Former South Korean presidents have traditionally maintained a reserved stance regarding elections held after their tenure, but some have been making rather different moves in this general election.

Showing active support for his party, the Democratic Party of Korea, Moon Jae-in, the predecessor of incumbent President Yoon Suk Yeol, has been the most vigorous among the past three presidents, directly joining rallies of individual candidates from the main opposition Democratic Party of Korea.

Dressed in a blue jacket which rep resents the color of the Democratic Party, Moon showed up with candidates in regions spanning from Yangsan and Changwon, cities located in South Gyeongsang Province to Busan and Ulsan. Besides his vociferous blue jacket, which grabbed the public's eye, his comments on the scene aroused scores of political reactions.

Moon bluntly lambasted the current Yoon administration, saying he has "never seen a government as bad as the current one" in his 70 years of life during a campaign rally for Ulsan Jung-gu candidate of the Democratic Party's Oh Sang-taek last week.

He also encouraged citizens to vote, emphasizing that "this general election is a very important election that determines the fate of Korea," during a campaign rally for Kim Tae-sun, a candidate for the Ulsan Dong-gu District.

Most previous presidents have distanced themselves from campaigns to balance political unity before the election. In the past, some have only indirectly supported candidates by visiting them, showing no precedent for campaigning directly.

Opponents strongly criticized Moon's action, noting that no former presidents have directly intervened in the elections. Kim Kyung-yul, a member of the emergency committee of the People Power Party urged Moon to "keep the dignity as a former president."

"Apart from whether he has the freedom to campaign or not, I know that previous presidents have never practiced such moves in Korea. He said that he wants to be forgotten. I would like to ask him to be a little more cautious," Kim said on a news radio show.

Moon had previously answered that he wanted to return to a state where nobody knows him to a question "What kind of president do you want to be remembered as" at a New Year press briefing in January 2020.

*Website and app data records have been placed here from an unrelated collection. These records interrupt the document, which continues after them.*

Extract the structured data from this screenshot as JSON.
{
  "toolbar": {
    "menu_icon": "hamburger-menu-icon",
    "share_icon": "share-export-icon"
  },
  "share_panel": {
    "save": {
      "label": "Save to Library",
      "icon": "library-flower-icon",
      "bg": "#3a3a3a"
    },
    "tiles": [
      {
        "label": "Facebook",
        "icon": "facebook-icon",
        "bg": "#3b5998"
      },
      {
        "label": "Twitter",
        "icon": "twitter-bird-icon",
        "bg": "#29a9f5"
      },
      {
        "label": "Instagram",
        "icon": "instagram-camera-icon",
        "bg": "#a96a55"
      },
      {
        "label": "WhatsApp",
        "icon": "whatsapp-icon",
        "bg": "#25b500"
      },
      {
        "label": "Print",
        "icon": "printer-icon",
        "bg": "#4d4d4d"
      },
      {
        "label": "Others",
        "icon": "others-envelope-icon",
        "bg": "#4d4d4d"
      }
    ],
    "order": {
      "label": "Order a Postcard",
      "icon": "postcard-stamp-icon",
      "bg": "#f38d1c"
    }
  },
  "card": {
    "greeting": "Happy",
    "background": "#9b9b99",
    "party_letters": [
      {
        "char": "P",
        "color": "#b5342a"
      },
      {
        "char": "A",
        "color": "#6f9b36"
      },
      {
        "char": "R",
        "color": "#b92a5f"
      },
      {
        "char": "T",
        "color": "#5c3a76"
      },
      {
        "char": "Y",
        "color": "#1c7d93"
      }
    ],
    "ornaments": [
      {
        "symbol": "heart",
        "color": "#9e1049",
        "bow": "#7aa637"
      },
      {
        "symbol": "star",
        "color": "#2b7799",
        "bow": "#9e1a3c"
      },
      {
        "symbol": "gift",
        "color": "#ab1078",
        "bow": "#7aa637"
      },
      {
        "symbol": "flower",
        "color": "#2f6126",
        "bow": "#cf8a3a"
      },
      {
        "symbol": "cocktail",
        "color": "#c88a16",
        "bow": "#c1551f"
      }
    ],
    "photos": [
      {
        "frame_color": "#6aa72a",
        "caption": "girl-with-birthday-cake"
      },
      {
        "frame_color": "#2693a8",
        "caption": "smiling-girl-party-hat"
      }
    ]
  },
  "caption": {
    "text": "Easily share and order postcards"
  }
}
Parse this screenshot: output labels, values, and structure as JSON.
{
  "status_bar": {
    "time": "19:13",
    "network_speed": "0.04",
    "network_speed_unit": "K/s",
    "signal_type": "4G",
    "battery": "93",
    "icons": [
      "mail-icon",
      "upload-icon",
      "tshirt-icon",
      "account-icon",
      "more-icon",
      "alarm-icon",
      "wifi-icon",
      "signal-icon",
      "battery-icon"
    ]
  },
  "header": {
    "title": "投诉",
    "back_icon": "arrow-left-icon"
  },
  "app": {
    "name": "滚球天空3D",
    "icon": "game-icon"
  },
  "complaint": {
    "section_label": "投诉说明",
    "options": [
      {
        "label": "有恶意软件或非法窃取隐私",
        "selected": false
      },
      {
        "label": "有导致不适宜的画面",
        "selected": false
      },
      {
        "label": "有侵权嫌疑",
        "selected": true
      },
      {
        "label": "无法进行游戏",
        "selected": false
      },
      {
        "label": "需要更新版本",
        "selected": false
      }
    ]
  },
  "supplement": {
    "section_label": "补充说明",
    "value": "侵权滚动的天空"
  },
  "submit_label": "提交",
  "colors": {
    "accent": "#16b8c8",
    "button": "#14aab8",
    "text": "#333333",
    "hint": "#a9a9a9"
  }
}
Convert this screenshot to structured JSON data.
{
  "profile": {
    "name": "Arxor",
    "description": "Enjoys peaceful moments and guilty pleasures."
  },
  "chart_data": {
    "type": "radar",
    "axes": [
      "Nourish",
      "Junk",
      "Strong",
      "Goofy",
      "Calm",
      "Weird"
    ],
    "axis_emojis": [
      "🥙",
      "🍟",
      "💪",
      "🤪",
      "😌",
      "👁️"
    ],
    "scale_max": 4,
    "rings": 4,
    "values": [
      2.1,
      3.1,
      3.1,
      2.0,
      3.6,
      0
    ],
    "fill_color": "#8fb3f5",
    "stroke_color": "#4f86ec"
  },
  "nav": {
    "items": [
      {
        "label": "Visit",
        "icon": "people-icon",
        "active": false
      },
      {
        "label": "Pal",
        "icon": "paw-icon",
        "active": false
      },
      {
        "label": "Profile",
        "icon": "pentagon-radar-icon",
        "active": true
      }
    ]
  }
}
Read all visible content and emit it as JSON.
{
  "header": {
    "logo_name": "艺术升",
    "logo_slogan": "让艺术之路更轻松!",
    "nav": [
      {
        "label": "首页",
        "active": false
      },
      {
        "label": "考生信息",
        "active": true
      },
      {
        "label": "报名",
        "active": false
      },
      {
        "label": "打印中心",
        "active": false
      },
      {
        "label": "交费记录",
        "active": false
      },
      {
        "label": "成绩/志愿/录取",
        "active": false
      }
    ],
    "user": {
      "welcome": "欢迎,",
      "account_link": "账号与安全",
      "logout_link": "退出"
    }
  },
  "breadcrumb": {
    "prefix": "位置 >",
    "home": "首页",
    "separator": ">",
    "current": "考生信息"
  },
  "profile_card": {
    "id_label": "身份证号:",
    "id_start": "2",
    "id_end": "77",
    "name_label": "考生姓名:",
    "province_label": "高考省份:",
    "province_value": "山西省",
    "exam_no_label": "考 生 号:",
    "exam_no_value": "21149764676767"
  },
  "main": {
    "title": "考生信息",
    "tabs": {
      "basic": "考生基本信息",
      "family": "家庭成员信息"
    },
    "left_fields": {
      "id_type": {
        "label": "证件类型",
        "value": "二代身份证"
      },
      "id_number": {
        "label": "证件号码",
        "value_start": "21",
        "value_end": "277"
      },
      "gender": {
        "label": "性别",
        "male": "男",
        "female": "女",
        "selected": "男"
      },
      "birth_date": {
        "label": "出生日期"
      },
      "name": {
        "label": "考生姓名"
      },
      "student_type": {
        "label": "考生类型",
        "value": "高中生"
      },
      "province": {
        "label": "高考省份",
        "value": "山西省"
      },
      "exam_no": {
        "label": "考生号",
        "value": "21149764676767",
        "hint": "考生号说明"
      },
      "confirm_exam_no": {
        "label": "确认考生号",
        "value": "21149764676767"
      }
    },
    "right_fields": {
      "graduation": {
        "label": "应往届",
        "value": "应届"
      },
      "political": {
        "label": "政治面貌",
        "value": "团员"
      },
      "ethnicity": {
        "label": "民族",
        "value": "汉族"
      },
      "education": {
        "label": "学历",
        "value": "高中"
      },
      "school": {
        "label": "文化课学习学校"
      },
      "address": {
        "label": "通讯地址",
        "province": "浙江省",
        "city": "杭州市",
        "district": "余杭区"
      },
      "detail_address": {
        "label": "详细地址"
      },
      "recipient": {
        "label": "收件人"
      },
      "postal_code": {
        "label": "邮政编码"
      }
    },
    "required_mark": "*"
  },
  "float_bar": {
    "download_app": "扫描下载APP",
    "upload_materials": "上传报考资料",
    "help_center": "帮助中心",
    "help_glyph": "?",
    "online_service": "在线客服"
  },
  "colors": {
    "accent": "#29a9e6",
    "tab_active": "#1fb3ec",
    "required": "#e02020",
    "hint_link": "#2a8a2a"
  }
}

Meanwhile, former President Park Geun-hye and Lee Myung-bak also showed support but in a restrained manner.

In response to Moon's strong support, prospects for Park's campaigning loomed large. However, due to opinions that her appearance would only worsen the public sentiment, Park canceled her schedule on April 3 to rally in Daegu, a city that holds strong conservative support.

Being the daughter of former dictator Park Chung-hee, she has a great pool of fans from conservative voters. Her imprisonment divided a country in which the old rivalry between right and left still shapes politics.

Park, impeached over a political scandal involving interventions to the presidency from her confidante Choi Soon-sil, was released from prison in 2022 where she spent nearly five years following a conviction on corruption charges.

Park's appearance was only spotted when People Power Party's interim leader Hang Dong-hoon visited her in Daegu, where she ordered "unity" for the party.

Lee Myung-bak, who served as the 10th president, visited the National Cemetery in Daejeon on March 25, a day ahead of the 14th anniversary of the Cheonan attack. He grieved that ideologies were clashing ahead of the election and urged the importance of "finding a route to concord, not division of people."